> **About this exercise**
Copy all entries verbatim and keep any pictures out of the copy.

BEGIN Provided data

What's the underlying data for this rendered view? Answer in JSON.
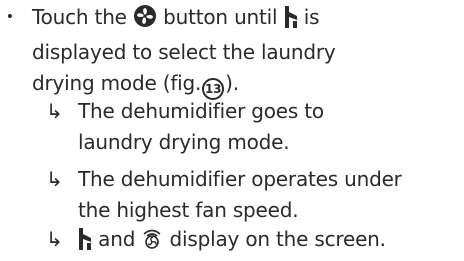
{
  "step": {
    "line1_a": "Touch the",
    "line1_b": "button until",
    "line1_c": "is",
    "line2": "displayed to select the laundry",
    "line3_a": "drying mode (fig.",
    "fig_number": "13",
    "line3_b": ")."
  },
  "results": [
    {
      "arrow": "↳",
      "line1": "The dehumidifier goes to",
      "line2": "laundry drying mode."
    },
    {
      "arrow": "↳",
      "line1": "The dehumidifier operates under",
      "line2": "the highest fan speed."
    },
    {
      "arrow": "↳",
      "text_a": "and",
      "text_b": "display on the screen."
    }
  ],
  "icons": {
    "fan_button": "fan-button-icon",
    "laundry_mode": "laundry-mode-icon",
    "high_fan": "high-fan-speed-icon"
  }
}
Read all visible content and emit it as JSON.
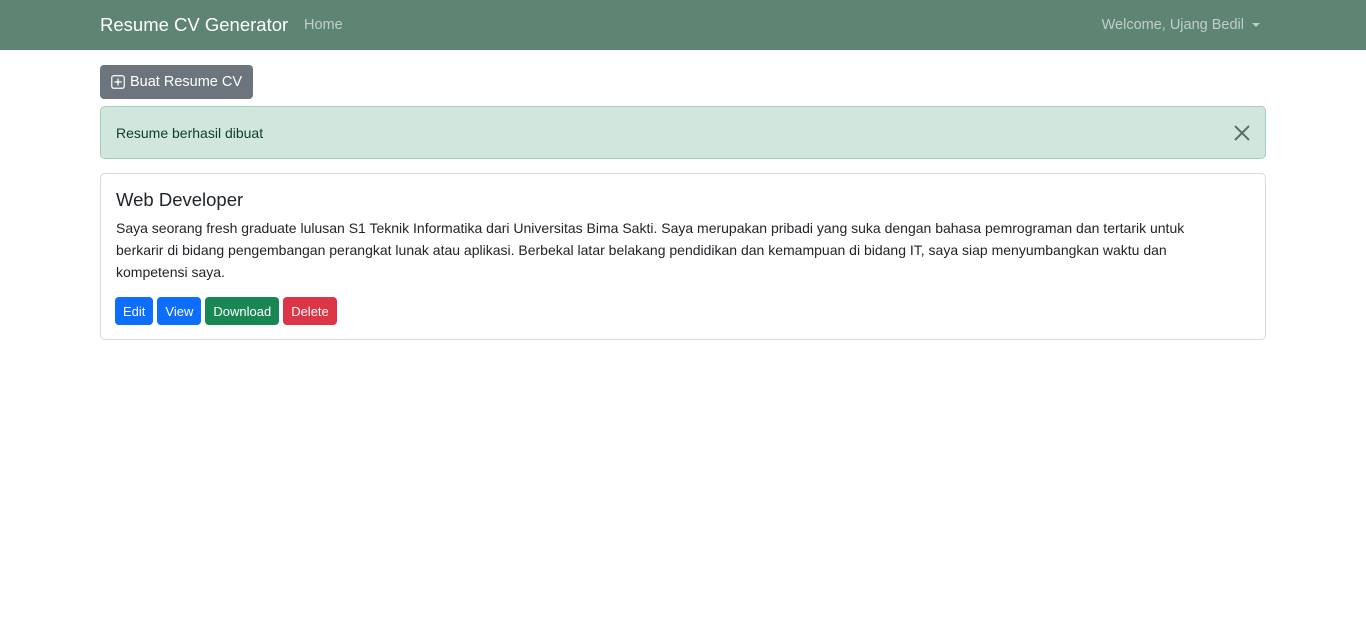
{
  "navbar": {
    "brand": "Resume CV Generator",
    "home": "Home",
    "user_menu": "Welcome, Ujang Bedil"
  },
  "toolbar": {
    "create_label": "Buat Resume CV",
    "create_icon": "plus-square-icon"
  },
  "alert": {
    "message": "Resume berhasil dibuat",
    "close_icon": "close-icon"
  },
  "resume": {
    "title": "Web Developer",
    "summary": "Saya seorang fresh graduate lulusan S1 Teknik Informatika dari Universitas Bima Sakti. Saya merupakan pribadi yang suka dengan bahasa pemrograman dan tertarik untuk berkarir di bidang pengembangan perangkat lunak atau aplikasi. Berbekal latar belakang pendidikan dan kemampuan di bidang IT, saya siap menyumbangkan waktu dan kompetensi saya.",
    "actions": {
      "edit": "Edit",
      "view": "View",
      "download": "Download",
      "delete": "Delete"
    }
  },
  "colors": {
    "navbar": "#5e8473",
    "secondary": "#6c757d",
    "primary": "#0d6efd",
    "success": "#198754",
    "danger": "#dc3545",
    "alert_bg": "#d1e7dd"
  }
}
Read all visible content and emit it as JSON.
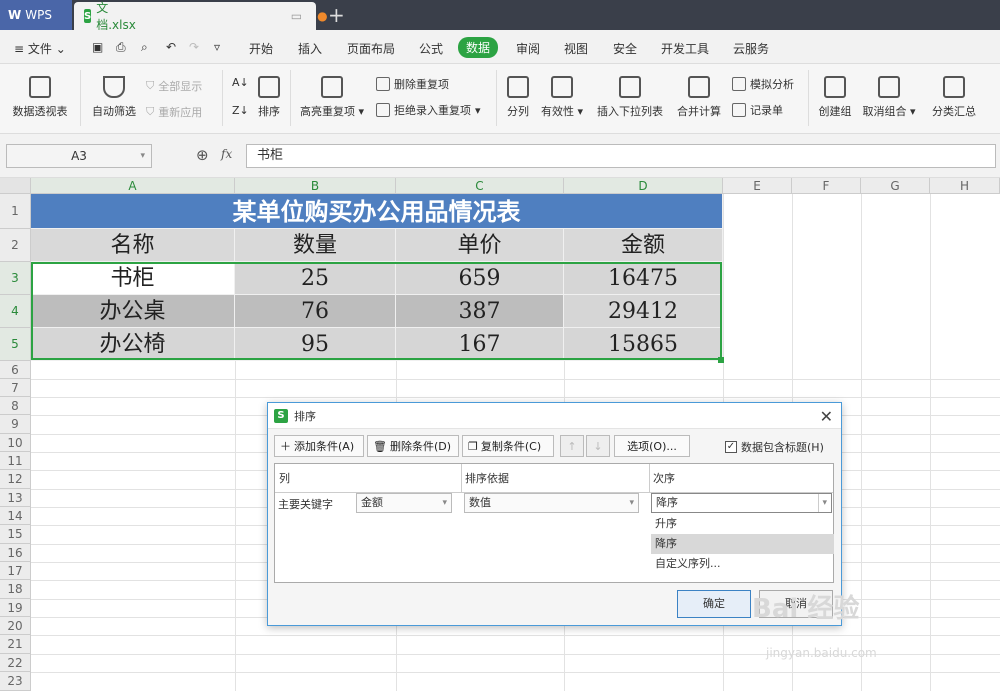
{
  "tabs": {
    "app": "WPS",
    "document": "文档.xlsx"
  },
  "menu": {
    "file": "文件",
    "items": [
      "开始",
      "插入",
      "页面布局",
      "公式",
      "数据",
      "审阅",
      "视图",
      "安全",
      "开发工具",
      "云服务"
    ],
    "active": "数据"
  },
  "ribbon": {
    "pivot": "数据透视表",
    "autofilter": "自动筛选",
    "show_all": "全部显示",
    "reapply": "重新应用",
    "sort": "排序",
    "highlight_dup": "高亮重复项",
    "remove_dup": "删除重复项",
    "reject_dup": "拒绝录入重复项",
    "split": "分列",
    "validity": "有效性",
    "dropdown": "插入下拉列表",
    "consolidate": "合并计算",
    "simulate": "模拟分析",
    "record": "记录单",
    "group": "创建组",
    "ungroup": "取消组合",
    "subtotal": "分类汇总"
  },
  "formula": {
    "namebox": "A3",
    "fx": "fx",
    "content": "书柜"
  },
  "columns": [
    "A",
    "B",
    "C",
    "D",
    "E",
    "F",
    "G",
    "H"
  ],
  "rows": [
    "1",
    "2",
    "3",
    "4",
    "5",
    "6",
    "7",
    "8",
    "9",
    "10",
    "11",
    "12",
    "13",
    "14",
    "15",
    "16",
    "17",
    "18",
    "19",
    "20",
    "21",
    "22",
    "23"
  ],
  "table": {
    "title": "某单位购买办公用品情况表",
    "headers": [
      "名称",
      "数量",
      "单价",
      "金额"
    ],
    "rows": [
      [
        "书柜",
        "25",
        "659",
        "16475"
      ],
      [
        "办公桌",
        "76",
        "387",
        "29412"
      ],
      [
        "办公椅",
        "95",
        "167",
        "15865"
      ]
    ]
  },
  "dialog": {
    "title": "排序",
    "add": "添加条件(A)",
    "delete": "删除条件(D)",
    "copy": "复制条件(C)",
    "options": "选项(O)...",
    "has_header": "数据包含标题(H)",
    "col_header": "列",
    "basis_header": "排序依据",
    "order_header": "次序",
    "primary_key": "主要关键字",
    "key_value": "金额",
    "basis_value": "数值",
    "order_value": "降序",
    "order_options": [
      "升序",
      "降序",
      "自定义序列..."
    ],
    "ok": "确定",
    "cancel": "取消"
  },
  "watermark": {
    "main": "Bai 经验",
    "sub": "jingyan.baidu.com"
  },
  "colors": {
    "accent": "#2ca343",
    "title_bg": "#4f7fc0",
    "header_bg": "#d9d9d9"
  }
}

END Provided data

> **Final answer**
What's the underlying data for this rendered view? Answer in JSON.
{
  "step": {
    "line1_a": "Touch the",
    "line1_b": "button until",
    "line1_c": "is",
    "line2": "displayed to select the laundry",
    "line3_a": "drying mode (fig.",
    "fig_number": "13",
    "line3_b": ")."
  },
  "results": [
    {
      "arrow": "↳",
      "line1": "The dehumidifier goes to",
      "line2": "laundry drying mode."
    },
    {
      "arrow": "↳",
      "line1": "The dehumidifier operates under",
      "line2": "the highest fan speed."
    },
    {
      "arrow": "↳",
      "text_a": "and",
      "text_b": "display on the screen."
    }
  ],
  "icons": {
    "fan_button": "fan-button-icon",
    "laundry_mode": "laundry-mode-icon",
    "high_fan": "high-fan-speed-icon"
  }
}
Read all visible content and emit it as JSON.
{
  "navbar": {
    "brand": "Resume CV Generator",
    "home": "Home",
    "user_menu": "Welcome, Ujang Bedil"
  },
  "toolbar": {
    "create_label": "Buat Resume CV",
    "create_icon": "plus-square-icon"
  },
  "alert": {
    "message": "Resume berhasil dibuat",
    "close_icon": "close-icon"
  },
  "resume": {
    "title": "Web Developer",
    "summary": "Saya seorang fresh graduate lulusan S1 Teknik Informatika dari Universitas Bima Sakti. Saya merupakan pribadi yang suka dengan bahasa pemrograman dan tertarik untuk berkarir di bidang pengembangan perangkat lunak atau aplikasi. Berbekal latar belakang pendidikan dan kemampuan di bidang IT, saya siap menyumbangkan waktu dan kompetensi saya.",
    "actions": {
      "edit": "Edit",
      "view": "View",
      "download": "Download",
      "delete": "Delete"
    }
  },
  "colors": {
    "navbar": "#5e8473",
    "secondary": "#6c757d",
    "primary": "#0d6efd",
    "success": "#198754",
    "danger": "#dc3545",
    "alert_bg": "#d1e7dd"
  }
}
Read all visible content and emit it as JSON.
{
  "tabs": {
    "app": "WPS",
    "document": "文档.xlsx"
  },
  "menu": {
    "file": "文件",
    "items": [
      "开始",
      "插入",
      "页面布局",
      "公式",
      "数据",
      "审阅",
      "视图",
      "安全",
      "开发工具",
      "云服务"
    ],
    "active": "数据"
  },
  "ribbon": {
    "pivot": "数据透视表",
    "autofilter": "自动筛选",
    "show_all": "全部显示",
    "reapply": "重新应用",
    "sort": "排序",
    "highlight_dup": "高亮重复项",
    "remove_dup": "删除重复项",
    "reject_dup": "拒绝录入重复项",
    "split": "分列",
    "validity": "有效性",
    "dropdown": "插入下拉列表",
    "consolidate": "合并计算",
    "simulate": "模拟分析",
    "record": "记录单",
    "group": "创建组",
    "ungroup": "取消组合",
    "subtotal": "分类汇总"
  },
  "formula": {
    "namebox": "A3",
    "fx": "fx",
    "content": "书柜"
  },
  "columns": [
    "A",
    "B",
    "C",
    "D",
    "E",
    "F",
    "G",
    "H"
  ],
  "rows": [
    "1",
    "2",
    "3",
    "4",
    "5",
    "6",
    "7",
    "8",
    "9",
    "10",
    "11",
    "12",
    "13",
    "14",
    "15",
    "16",
    "17",
    "18",
    "19",
    "20",
    "21",
    "22",
    "23"
  ],
  "table": {
    "title": "某单位购买办公用品情况表",
    "headers": [
      "名称",
      "数量",
      "单价",
      "金额"
    ],
    "rows": [
      [
        "书柜",
        "25",
        "659",
        "16475"
      ],
      [
        "办公桌",
        "76",
        "387",
        "29412"
      ],
      [
        "办公椅",
        "95",
        "167",
        "15865"
      ]
    ]
  },
  "dialog": {
    "title": "排序",
    "add": "添加条件(A)",
    "delete": "删除条件(D)",
    "copy": "复制条件(C)",
    "options": "选项(O)...",
    "has_header": "数据包含标题(H)",
    "col_header": "列",
    "basis_header": "排序依据",
    "order_header": "次序",
    "primary_key": "主要关键字",
    "key_value": "金额",
    "basis_value": "数值",
    "order_value": "降序",
    "order_options": [
      "升序",
      "降序",
      "自定义序列..."
    ],
    "ok": "确定",
    "cancel": "取消"
  },
  "watermark": {
    "main": "Bai 经验",
    "sub": "jingyan.baidu.com"
  },
  "colors": {
    "accent": "#2ca343",
    "title_bg": "#4f7fc0",
    "header_bg": "#d9d9d9"
  }
}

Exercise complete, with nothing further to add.